It’s been a crazy few months for Ike Davis, who has been the subject of public trade rumors since the moment the offseason began. Davis being traded appeared to be a foregone conclusion around the time of the Winter Meetings, but it now appears that he’ll be in camp with the Mets in just over a month.
Davis recently spoke to Andy Martino of the Daily News, and was candid about his feelings on the matter.
On whether he wants to remain a Met:
I want to go back. I want to have another chance. I want to win with the Mets. I have wanted to stay. I don’t want to leave on this kind of note. I have roots here, with the only team I have ever known. It’s something that a player dreams about, staying with the only team you have ever known.
His feelings about the public nature of the trade rumors:
I don’t want to say disrespected, but it has probably been talked about more than it should have been. Unless something is actually about to happen, I don’t think it should be publicly talked about. It’s not disrespectful. It’s just open a little too much.
On whether he thinks he’ll be traded:
If they don’t get what they’re looking for, they’re obviously not just going to give me away. Sandy is smart. You don’t usually sell low. I just came off the worst year, probably, that any baseball player could have had. Well, probably not. Well, yes. But it’s not like I’m 35, and it’s over for me. I haven’t even reached my peak in baseball yet.
Davis is saying all the right things.
It seems that he genuinely wants to remain a Met, and that’s great to know. Ike was drafted and developed by the Mets, and it would be fantastic for himself, the fans, and the organization if he hit his stride here.
On the public tone of the trade rumors, it’s understandable that Davis would be a little perturbed by it. At the same time, it’s something he can use as motivation.
Davis’ comments regarding whether he’ll be traded jive with what most others think – the Mets would be foolish to simply cut him loose. It’s not out of the realm of possibility that the Mets take Davis to camp before cutting him. However, that’s not the route they should go.
Davis hasn’t even turned 27, and even in a horrendous year for him (2012), he clubbed 32 home runs. Before his 2011 season was derailed by a freak ankle injury, Davis was having a tremendous sophomore season, and was being talked about as the future face of the franchise.

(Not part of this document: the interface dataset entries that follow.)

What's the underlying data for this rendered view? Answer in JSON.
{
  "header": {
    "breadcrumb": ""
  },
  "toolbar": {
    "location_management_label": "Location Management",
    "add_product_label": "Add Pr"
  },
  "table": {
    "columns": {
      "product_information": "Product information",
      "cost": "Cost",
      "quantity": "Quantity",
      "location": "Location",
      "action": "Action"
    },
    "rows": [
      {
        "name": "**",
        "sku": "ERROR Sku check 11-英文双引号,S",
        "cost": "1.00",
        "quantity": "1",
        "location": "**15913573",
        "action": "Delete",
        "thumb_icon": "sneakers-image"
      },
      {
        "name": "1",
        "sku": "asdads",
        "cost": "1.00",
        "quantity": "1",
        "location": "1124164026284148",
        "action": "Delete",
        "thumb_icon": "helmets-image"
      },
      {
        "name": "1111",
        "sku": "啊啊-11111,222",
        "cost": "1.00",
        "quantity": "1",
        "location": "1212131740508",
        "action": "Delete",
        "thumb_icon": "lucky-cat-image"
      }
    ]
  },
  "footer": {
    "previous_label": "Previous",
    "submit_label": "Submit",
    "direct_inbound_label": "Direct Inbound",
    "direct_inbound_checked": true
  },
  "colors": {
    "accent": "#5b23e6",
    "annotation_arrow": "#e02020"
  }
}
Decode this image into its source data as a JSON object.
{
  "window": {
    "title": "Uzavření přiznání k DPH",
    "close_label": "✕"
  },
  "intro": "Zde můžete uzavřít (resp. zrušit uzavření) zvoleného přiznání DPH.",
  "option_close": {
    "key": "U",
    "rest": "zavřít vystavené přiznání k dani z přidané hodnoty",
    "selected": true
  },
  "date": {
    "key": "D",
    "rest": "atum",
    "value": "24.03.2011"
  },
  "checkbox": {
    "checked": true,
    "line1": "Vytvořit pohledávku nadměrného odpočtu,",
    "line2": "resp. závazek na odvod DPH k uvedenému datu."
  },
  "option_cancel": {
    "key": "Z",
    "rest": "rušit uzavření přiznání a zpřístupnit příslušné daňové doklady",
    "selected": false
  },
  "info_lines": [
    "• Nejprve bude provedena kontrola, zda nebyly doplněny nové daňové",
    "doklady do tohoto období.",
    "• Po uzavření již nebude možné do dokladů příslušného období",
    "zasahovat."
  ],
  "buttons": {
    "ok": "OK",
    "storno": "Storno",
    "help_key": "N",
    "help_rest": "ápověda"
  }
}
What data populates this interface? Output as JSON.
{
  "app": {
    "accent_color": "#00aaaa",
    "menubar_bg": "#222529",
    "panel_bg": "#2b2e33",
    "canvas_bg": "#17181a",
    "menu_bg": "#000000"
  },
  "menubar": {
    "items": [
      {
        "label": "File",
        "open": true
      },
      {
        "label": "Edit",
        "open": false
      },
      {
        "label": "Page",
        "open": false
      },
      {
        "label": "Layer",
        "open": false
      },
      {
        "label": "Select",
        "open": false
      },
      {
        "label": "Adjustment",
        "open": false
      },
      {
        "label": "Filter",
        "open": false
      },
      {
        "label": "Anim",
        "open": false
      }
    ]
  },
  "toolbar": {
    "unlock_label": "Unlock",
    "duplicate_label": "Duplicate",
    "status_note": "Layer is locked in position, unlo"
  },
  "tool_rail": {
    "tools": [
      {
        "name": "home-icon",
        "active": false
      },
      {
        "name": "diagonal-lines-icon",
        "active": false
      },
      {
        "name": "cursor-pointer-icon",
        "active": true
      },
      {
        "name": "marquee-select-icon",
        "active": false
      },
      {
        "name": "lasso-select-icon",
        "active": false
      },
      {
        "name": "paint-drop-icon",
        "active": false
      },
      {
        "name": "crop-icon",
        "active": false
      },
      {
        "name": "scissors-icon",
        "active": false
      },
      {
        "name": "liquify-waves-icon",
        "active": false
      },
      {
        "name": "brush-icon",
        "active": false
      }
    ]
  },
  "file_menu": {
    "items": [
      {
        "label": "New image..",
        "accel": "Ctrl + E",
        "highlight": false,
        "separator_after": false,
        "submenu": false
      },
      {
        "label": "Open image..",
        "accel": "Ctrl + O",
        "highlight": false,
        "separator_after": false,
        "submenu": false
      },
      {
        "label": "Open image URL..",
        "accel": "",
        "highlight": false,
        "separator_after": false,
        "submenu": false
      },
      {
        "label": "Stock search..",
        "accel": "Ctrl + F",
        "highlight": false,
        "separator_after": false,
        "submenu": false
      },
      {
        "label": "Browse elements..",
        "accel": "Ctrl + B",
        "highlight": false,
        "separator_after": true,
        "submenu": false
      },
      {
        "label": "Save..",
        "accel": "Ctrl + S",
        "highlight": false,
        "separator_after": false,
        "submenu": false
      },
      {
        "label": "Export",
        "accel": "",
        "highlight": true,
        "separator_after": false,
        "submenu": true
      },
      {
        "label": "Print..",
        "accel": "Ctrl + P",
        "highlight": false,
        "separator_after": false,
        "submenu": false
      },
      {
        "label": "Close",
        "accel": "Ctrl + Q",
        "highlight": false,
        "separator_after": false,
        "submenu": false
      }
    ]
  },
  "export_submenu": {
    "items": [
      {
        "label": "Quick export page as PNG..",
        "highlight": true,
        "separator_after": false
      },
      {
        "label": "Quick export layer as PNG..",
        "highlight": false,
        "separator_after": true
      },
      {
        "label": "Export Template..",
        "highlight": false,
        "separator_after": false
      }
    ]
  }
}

There’s a reason Davis was once viewed as a potential cornerstone. It’s because he has the talent to be one.